By Michael E. Miller
By Ryan Yousefi
By Kyle Munzenrieder
By Sabrina Rodriguez
By Michael E. Miller
By Carlos Suarez De Jesus
By Luther Campbell
By Kyle Munzenrieder
Until I had to do it all again four hours later on the way back.
And then again four times after that, each of them a repeat of my refusal to accept the state's prison-time plea.
Just as nothing compares to one's own arrest, the shock of not going home from court is brutal, the landing from such an altitude of high anticipation being particularly hard. The effects of the crash are compounded greatly when they are bookended by buses and bullpens.
On my fourth go-round, unable to handle further interruption of an already well-interrupted life, I, like many men before me, grew so tired of the wait I copped a plea. The result: 180 days, credit time served. Under the state's new 85 percent system, I'd do five months.
Back in maximum security for what I hoped would be my last few days before becoming a trustee, my cellmates congratulated me on my light sentence. "Five months?" they said. "Hell, you only have two and a half more to go. You're lucky."
It took about two and a half weeks for me to get to the other side of the Stockade mountain, a fabled part of the compound known as the Units.
Since nearly the first day of my incarceration, my fellow felons spoke of the Units reverentially, as if they were some kind of Xanadu. "You'll be eatin' lovely," said some. "You get time in the yard everyday," said others. "Easy time, man, easy time," said all.
A concentrated campaign of politicking with Stockade guards, especially a smart, tough, no-nonsense former schoolteacher named Corporal M. helped expedite my transfer to Trusteeville. Five, six, ten times a day, every day, I'd politely ask if anything had opened up across the compound. And five, six, ten times a day they'd patiently explain that I'd get there, I just needed to be patient. But let me tell you, patience is overrated.

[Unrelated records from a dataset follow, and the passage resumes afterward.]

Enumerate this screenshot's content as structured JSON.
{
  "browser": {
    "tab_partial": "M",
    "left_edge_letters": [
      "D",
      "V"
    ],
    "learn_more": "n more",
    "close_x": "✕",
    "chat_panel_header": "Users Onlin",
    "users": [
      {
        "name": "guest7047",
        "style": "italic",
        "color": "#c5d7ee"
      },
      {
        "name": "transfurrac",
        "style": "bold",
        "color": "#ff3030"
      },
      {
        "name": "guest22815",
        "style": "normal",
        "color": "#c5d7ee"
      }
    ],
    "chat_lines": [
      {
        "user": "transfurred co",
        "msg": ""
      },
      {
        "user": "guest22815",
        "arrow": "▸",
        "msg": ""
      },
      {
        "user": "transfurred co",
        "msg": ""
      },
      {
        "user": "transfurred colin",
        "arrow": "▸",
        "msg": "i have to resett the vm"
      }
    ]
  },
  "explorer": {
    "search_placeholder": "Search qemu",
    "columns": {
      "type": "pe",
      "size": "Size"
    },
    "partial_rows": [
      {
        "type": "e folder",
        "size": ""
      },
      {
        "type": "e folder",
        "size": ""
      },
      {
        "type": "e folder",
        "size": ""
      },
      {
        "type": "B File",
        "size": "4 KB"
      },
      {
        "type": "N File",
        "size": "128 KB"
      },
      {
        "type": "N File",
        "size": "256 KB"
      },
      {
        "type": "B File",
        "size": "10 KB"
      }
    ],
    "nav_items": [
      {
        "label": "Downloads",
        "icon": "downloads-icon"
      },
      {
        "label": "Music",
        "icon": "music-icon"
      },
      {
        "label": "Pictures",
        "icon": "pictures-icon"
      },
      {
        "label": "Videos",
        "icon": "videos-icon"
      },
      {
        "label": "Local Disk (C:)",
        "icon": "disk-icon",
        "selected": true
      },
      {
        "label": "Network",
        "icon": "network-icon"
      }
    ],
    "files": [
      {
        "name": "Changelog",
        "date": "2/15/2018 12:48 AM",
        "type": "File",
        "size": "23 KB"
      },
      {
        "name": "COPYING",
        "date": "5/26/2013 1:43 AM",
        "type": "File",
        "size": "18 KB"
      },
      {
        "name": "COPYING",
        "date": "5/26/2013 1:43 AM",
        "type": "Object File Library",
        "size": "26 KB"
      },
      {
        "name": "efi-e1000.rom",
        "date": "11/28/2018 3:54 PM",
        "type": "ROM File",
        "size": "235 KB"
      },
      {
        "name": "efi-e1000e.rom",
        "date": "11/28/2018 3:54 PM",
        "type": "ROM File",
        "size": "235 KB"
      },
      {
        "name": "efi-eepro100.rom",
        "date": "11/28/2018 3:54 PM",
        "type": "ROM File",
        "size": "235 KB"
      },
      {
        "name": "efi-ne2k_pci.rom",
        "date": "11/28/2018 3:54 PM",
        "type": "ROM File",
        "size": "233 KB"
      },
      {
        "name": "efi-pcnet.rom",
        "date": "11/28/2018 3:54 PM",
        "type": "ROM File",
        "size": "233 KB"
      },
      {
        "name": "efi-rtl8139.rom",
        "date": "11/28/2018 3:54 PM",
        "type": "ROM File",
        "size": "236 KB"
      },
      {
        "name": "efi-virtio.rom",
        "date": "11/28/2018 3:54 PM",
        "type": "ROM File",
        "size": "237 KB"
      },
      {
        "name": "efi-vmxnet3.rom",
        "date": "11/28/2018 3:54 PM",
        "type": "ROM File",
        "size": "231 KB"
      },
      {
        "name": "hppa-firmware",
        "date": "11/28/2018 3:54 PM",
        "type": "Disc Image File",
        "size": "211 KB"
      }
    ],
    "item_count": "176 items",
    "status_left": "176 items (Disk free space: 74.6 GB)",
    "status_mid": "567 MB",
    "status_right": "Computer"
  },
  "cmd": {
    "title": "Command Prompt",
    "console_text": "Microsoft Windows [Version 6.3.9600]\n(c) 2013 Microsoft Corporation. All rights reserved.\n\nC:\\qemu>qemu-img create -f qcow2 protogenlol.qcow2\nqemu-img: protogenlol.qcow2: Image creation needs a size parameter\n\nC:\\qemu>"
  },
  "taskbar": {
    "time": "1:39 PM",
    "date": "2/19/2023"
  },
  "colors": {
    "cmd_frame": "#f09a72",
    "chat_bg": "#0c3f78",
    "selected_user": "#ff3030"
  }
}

Then it happened: "Hood, get your stuff." That's the second-best line you can hear in the Stockade, the first being "Roll it up," which means you're goin' home.
As I assembled my meager belongings, E. and my cellmates gathered around to razz me a bit about where I was going and to wish me the best. So there I was, surrounded by bad guys, real bad guys, who in nearly three months had become my friends, saying farewell. It was almost touching. But if bidding adieu to murderers didn't quite choke me up, the stars I got to see later that night did.
My escort departed at the gate and left me to find my assigned building. To my great surprise the door of Unit 4 was open. And it stayed open. Not only unlocked, but without locks. The windows didn't have bars, or even mesh. And they, too, opened. Same went for all the Units. No more clanging and banging. No more bars. And light pouring in, lots of light. After being locked up so long without movement or light, the transition threw me pleasantly off balance. I was dizzy.
Immediately after being issued my bunk assignment, I was approached by a white guy and given the lowdown on my new digs. Most important, how to stay outside them as much as possible through either work or school. As for work, my new friend recommended the afternoon shift in the kitchen. He was the boss.
Well, a boss, anyway. The Stockade kitchen is run by Stockade officers, of course. But beneath the uniformed hierarchy is another, more feudal, system, a system of "pushers."
So Keith was a pusher. Not of drugs, obviously, but of inmates in and out of the cafeteria. Or more accurately, a pusher of buttons. For there wasn't an inmate on the trustee side of the compound whose buttons Keith didn't gladly push. Again and again. But that seemed to be part of the pushers' job, the other part being a kind of inmate supervisor.
Keith was a typical Long Island loudmouth, the kind who likes to consider himself a New Yorker but who is betrayed by boasts. Real city folks brag by doing, showing, then reminding. Islanders just brag.
But I let him brag all he wanted. This was a white cat, man, and we were gonna look out for each other. I kept saying that to myself as I stooped, mop in hand, over a bucket in the Stockade kitchen.
Growing up I may have had a few jobs that lacked, say, glamour. But I never really mopped. I mean really mopped. It is a back-breaking chore of spirit-breaking proportions. And it's all the worse when done at the behest of a histrionic con. But I mopped and mopped, and at the end of the shift I was rewarded with not one but two trays of food. And one tray was shortline, a special concoction for kitchen workers only. And then they let me take it outside.
And that's when it hit me. Maybe it was the childhood aroma of freshly cut grass. Or the relative silence of the yard. Or even just the feel of the night air on my skin, my skin alone. But when I sat down with my food at the wooden picnic bench and saw above me the moon and the stars, I, Stockade tough guy, nearly broke down. Then, when I went inside the unit to get some water and was told I wasn't allowed back out, I nearly killed someone.